Savings and investments carry equal weight for the plan’s leadership. “We want to make sure we’re nailing them both,” Kellen says. Nailing savings has involved custom portal creation, big data analytics, and staff-specific behavioral science research. Yet mega-DC peers tend to focus their high-touch efforts on investments: Streamlined menus (University of California), custom target-date funds (Exelon, Boeing), guaranteed-income products (United Technologies), real assets allocations (Alcatel-Lucent), and, of course, hedge funds (Intel). “Microsoft has never had a DB plan,” Kellen adds, “and I think that is part of the equation on where we differ from many of our large corporate peers.”

Litigation has followed innovation. That is, straight to the investment side. 

Document everything, make sure processes are rock solid, and forge ahead—Microsoft shares these lawsuit-tsunami tactics with at least one traditional mega-plan sponsor. Cindy Cattin rebuilt utility magnet Exelon’s 401(k) following a major merger and drawn-out lawsuit against its DC plan (plaintiffs’ lawyer: Jerry Schlichter). She dropped most mutual funds for collective trusts, cutting participant fees by 50%. A new default custom target-date program wrapped in emerging-market equity, debt, high-yield credit, and core real estate. Then Exelon re-enrolled its tens of thousands of employees. She’d do it all over again, regardless of prowling lawyers. “As long as you keep your process tight, it’s worth innovating as a large DC plan. You also need a full team to support it, because there are a lot of ups and downs in the process. My advice is absolutely to talk to your peers who’ve done it. I found them very willing to share their experiences.”

Once upon a time, Intel retirement head Stuart Odell was such a peer.

“In the DC world, you only have to do as much as the guy next door is doing to attract and retain talent,” Odell told CIO one year and a lawsuit ago. “But I’ve taken a much more paternalistic and philosophical view that we should offer our employees the best investment options out there. Personally, the DC side has been more satisfying than DB.”
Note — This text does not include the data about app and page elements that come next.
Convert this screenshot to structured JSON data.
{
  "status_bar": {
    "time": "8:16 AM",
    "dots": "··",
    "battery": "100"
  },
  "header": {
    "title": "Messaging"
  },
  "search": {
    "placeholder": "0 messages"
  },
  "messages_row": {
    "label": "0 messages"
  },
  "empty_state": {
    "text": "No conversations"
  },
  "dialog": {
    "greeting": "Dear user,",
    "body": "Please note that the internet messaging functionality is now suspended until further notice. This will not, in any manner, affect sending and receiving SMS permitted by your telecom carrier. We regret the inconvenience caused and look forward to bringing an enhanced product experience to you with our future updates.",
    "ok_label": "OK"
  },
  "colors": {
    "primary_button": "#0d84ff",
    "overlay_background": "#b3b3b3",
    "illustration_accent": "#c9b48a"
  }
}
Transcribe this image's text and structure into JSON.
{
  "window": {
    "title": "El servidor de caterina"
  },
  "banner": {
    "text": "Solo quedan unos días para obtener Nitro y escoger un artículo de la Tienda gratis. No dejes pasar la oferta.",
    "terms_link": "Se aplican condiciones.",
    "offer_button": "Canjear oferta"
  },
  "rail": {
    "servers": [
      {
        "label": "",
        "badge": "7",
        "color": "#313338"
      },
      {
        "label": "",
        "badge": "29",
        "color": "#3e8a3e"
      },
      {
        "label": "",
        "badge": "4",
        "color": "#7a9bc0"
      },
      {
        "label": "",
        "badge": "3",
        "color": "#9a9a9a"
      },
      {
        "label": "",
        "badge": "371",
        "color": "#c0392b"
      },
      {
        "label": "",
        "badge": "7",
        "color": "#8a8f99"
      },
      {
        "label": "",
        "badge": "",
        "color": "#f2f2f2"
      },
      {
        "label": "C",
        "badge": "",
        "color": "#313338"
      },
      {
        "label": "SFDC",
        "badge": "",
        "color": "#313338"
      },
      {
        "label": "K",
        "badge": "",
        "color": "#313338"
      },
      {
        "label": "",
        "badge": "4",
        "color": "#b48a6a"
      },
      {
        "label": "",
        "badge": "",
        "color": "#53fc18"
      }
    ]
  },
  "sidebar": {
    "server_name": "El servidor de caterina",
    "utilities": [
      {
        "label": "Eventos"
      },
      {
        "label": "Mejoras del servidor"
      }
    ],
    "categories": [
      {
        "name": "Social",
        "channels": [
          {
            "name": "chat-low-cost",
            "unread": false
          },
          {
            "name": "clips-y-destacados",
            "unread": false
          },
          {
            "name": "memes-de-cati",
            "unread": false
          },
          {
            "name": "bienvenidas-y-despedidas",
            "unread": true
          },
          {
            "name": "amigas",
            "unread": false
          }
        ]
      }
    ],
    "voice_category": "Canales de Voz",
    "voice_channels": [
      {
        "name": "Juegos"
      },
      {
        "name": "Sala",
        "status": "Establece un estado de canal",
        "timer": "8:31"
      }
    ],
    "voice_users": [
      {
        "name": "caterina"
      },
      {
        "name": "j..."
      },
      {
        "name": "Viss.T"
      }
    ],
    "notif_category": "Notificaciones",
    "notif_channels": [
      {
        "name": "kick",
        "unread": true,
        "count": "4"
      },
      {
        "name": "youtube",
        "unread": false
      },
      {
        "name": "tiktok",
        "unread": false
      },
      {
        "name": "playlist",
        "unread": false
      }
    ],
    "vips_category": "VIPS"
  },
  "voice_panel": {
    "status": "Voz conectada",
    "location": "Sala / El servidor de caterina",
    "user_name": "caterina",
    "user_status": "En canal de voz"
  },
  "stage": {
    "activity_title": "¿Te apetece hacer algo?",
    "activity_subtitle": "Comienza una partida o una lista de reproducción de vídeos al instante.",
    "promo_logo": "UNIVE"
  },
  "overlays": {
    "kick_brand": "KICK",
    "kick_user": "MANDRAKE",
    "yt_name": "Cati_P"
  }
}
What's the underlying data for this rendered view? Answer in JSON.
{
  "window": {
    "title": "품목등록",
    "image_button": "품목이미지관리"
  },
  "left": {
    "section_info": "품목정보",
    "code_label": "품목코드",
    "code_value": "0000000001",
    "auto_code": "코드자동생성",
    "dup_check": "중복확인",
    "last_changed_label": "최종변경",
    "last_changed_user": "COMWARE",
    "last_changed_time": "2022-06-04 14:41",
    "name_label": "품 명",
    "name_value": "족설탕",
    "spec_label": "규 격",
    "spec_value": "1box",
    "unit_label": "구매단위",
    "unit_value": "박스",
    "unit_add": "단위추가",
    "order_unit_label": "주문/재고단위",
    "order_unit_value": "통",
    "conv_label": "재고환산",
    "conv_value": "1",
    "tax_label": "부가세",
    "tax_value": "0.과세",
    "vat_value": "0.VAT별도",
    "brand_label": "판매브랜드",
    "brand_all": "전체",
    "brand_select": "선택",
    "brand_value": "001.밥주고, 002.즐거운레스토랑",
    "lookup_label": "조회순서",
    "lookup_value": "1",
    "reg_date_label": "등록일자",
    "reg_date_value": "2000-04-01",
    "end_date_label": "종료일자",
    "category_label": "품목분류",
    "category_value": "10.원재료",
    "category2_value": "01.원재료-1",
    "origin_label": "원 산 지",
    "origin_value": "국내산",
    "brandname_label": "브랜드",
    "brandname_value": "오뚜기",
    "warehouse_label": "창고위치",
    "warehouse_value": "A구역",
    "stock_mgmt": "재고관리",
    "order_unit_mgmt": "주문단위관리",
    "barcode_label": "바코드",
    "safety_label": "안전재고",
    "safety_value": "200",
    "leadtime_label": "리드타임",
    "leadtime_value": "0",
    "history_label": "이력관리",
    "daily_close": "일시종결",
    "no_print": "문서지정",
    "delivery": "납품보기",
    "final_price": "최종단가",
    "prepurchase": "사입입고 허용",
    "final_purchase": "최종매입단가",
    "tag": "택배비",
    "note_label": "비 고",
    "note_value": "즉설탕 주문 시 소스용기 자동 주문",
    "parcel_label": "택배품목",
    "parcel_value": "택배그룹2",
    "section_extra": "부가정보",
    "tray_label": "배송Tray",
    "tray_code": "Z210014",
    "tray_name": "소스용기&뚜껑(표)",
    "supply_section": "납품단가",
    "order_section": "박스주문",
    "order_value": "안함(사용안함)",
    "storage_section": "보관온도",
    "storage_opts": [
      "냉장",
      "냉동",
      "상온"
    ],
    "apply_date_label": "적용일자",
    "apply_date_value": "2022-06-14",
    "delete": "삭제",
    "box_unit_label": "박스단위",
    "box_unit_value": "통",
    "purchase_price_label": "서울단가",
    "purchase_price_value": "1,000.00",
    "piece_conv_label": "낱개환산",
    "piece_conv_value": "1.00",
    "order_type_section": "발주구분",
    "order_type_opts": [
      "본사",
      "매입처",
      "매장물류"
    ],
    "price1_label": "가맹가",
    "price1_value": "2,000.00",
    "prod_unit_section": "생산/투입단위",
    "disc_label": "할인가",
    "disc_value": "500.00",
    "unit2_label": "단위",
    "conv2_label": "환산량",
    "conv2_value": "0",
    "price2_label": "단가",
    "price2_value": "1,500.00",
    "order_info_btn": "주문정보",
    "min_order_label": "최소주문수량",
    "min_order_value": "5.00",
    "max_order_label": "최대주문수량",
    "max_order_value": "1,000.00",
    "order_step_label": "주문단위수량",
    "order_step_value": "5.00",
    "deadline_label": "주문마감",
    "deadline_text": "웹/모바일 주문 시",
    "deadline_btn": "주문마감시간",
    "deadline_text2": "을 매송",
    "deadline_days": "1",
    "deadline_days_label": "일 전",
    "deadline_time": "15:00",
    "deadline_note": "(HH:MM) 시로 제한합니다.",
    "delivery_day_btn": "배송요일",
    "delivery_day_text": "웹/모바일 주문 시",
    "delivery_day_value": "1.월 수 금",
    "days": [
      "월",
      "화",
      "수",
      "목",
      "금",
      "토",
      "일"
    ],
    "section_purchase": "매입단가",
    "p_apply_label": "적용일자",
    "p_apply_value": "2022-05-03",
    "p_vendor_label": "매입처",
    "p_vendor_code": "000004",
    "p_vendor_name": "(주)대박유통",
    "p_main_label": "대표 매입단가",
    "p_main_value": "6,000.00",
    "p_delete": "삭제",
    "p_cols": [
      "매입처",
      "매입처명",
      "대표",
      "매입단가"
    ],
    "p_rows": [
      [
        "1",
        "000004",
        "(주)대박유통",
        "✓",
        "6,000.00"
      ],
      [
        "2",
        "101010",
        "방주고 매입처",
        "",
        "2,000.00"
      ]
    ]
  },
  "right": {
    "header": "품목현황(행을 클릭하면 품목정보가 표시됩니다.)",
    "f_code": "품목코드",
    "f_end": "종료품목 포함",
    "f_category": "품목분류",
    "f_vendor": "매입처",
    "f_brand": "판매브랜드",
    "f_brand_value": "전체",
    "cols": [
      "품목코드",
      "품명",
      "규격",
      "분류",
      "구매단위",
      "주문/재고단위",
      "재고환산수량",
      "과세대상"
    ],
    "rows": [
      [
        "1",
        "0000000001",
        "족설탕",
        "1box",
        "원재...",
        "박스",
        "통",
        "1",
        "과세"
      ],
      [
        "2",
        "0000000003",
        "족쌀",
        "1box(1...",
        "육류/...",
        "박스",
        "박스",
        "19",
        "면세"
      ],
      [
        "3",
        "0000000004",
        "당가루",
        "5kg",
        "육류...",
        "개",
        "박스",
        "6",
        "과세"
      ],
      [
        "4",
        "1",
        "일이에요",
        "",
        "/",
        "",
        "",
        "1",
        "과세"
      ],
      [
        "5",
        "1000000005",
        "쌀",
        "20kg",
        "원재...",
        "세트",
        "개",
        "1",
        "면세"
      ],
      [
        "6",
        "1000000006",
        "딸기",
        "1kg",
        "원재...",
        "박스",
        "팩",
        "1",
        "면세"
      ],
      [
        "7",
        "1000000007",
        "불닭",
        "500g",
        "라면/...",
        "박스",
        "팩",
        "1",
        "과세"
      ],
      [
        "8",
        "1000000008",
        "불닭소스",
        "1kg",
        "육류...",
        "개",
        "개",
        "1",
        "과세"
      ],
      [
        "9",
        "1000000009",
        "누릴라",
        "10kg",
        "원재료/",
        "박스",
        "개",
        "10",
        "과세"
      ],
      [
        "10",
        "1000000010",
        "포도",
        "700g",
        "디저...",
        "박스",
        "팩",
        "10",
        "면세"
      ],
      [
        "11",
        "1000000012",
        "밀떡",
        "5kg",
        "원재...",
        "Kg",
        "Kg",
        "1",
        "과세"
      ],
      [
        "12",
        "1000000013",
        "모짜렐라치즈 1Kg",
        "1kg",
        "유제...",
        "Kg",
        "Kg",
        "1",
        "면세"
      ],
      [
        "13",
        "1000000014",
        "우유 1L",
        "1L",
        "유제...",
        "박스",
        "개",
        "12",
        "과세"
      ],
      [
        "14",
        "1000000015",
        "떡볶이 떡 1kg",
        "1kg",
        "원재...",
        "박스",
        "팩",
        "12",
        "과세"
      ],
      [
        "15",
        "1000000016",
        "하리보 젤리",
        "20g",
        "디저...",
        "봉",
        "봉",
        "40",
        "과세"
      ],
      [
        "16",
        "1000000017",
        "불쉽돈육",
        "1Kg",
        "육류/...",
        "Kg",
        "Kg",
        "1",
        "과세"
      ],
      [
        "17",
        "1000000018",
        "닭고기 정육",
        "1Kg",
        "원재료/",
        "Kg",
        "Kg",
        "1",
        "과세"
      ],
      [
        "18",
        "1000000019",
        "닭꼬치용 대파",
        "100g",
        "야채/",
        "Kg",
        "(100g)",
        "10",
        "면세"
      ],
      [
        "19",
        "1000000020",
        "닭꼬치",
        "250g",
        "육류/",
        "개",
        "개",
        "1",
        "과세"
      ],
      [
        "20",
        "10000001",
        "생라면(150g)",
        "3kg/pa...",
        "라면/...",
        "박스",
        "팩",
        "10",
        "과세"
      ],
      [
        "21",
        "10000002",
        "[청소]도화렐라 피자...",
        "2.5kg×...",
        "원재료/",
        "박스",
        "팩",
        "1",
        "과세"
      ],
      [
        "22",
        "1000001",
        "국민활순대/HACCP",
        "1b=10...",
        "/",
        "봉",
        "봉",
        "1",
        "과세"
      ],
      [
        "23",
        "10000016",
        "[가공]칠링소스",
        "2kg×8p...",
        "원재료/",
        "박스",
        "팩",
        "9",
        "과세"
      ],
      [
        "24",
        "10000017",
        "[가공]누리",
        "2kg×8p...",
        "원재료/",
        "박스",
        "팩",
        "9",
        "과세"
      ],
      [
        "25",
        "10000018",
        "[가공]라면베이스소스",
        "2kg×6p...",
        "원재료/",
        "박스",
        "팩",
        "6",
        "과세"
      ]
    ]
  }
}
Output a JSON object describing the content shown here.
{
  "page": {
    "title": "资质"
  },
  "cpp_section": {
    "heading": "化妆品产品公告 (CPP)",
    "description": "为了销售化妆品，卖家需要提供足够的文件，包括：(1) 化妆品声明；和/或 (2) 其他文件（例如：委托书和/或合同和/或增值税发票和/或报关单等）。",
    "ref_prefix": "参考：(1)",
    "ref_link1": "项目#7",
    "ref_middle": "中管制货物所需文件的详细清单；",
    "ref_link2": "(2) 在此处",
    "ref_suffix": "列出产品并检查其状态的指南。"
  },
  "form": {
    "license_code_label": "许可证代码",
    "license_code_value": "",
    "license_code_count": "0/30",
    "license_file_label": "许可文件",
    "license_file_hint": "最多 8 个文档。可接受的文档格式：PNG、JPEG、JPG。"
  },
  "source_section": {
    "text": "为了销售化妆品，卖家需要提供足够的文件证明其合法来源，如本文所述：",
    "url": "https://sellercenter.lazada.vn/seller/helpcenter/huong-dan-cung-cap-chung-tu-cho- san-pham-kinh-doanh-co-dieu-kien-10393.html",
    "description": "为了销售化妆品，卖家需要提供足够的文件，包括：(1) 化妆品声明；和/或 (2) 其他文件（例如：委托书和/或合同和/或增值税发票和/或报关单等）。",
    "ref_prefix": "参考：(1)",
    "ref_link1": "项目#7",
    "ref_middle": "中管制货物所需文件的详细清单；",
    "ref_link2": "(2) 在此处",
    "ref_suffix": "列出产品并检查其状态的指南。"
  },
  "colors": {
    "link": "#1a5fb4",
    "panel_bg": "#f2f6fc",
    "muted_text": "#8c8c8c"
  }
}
As Sulyma vs. Intel moves through California’s district court, now a certified class-action case, Odell’s outlook may have evolved. “On the DC side,” he had said, “once people leave Intel, there’s not much risk remaining with the company.”

Intel now knows otherwise. So does Boeing, Lockheed Martin, Edison, Unisys, Oracle, ABB, United Technologies, Kraft, Exelon, Insperity, Anthem, Banner, Northrop Grumman, Novant Health, Deere, Caterpillar, Ameriprise, BP, Chevron… 

Charges of fiduciary breach for the choice of cash option or inclusion of private assets have paralyzed many sponsors, and sent others fleeing to low-fee passive products. Imagine, then, a generation of DC members retiring into poverty, or as Odell says, “an Intel retiree as a Walmart checker.” In that world, Jerry Schlichter’s firm has an even riper target: the failure of American defined contribution.